Listen to this excerpt from Fodors, and guess where it is:

Eighty percent of ‘this place’ is forested, and since cities are few and far between, the interior of ‘this place’ is a rural playground for leaf peepers and widely considered to have the most intense range of foliage colors anywhere on the continent. The few distractions from the dark reds and yellow, oranges and russets—the tiny towns and hamlets—are as pristine as nature itself.

Sounds delightful, right? And autumn is my favorite time of the year, so this place would be perfect to visit.

Where is it?

Vermont!

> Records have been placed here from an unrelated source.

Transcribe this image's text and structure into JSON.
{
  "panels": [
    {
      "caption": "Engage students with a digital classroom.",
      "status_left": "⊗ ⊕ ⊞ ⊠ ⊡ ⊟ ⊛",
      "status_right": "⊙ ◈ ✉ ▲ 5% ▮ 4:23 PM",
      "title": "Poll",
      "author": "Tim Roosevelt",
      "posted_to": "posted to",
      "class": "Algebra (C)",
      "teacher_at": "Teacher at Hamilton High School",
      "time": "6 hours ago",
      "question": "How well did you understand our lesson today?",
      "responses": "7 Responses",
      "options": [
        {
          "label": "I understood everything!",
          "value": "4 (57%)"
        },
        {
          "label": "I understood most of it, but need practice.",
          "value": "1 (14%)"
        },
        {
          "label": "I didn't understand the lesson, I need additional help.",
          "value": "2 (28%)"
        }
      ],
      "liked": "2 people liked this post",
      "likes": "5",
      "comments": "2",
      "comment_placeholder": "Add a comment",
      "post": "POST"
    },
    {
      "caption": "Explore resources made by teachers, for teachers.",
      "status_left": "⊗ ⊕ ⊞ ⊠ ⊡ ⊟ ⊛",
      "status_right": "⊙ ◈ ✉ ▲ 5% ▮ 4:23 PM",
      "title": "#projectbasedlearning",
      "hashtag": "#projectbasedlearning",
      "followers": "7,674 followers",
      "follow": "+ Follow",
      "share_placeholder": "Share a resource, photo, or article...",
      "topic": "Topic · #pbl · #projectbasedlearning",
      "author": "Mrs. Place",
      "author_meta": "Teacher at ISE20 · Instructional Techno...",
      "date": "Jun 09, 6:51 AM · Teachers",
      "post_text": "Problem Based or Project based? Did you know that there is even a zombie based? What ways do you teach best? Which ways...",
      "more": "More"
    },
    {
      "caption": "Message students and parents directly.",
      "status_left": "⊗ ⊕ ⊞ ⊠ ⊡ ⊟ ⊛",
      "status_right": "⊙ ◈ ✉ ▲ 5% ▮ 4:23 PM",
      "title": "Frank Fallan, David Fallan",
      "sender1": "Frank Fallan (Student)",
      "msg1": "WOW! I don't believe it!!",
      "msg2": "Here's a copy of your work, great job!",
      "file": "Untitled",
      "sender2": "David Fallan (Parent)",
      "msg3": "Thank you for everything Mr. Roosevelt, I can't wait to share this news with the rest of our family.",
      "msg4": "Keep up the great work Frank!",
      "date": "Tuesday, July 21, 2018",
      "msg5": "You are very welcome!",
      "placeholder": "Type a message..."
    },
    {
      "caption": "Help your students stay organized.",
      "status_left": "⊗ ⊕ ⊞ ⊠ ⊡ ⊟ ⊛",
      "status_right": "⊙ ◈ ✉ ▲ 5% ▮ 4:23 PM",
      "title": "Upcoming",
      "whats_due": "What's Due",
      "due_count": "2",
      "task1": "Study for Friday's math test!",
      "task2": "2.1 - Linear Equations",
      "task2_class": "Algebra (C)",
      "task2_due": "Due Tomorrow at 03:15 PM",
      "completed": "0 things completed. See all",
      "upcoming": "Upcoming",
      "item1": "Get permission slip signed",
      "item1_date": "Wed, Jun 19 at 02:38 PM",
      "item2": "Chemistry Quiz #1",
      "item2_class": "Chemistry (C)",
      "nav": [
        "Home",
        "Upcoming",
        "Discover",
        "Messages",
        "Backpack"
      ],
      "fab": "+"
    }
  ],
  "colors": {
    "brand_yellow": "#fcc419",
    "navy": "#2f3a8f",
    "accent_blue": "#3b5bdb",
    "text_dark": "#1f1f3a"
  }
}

Guess what else, for those of you in Toronto? Porter Airlines now flies out of Toronto.

Now to wait for a deal from Porter again…..

Around the corner

There’s that chill in the air today. My favorite month is sneaking up on me in Toronto. The leaves haven’t started to change their colour yet, but I can sense that it is coming in the next few weeks.

I’m going to go out today, buy me some apples and pumpkins and start baking!

Here is what is on my agenda this evening, yum yum!: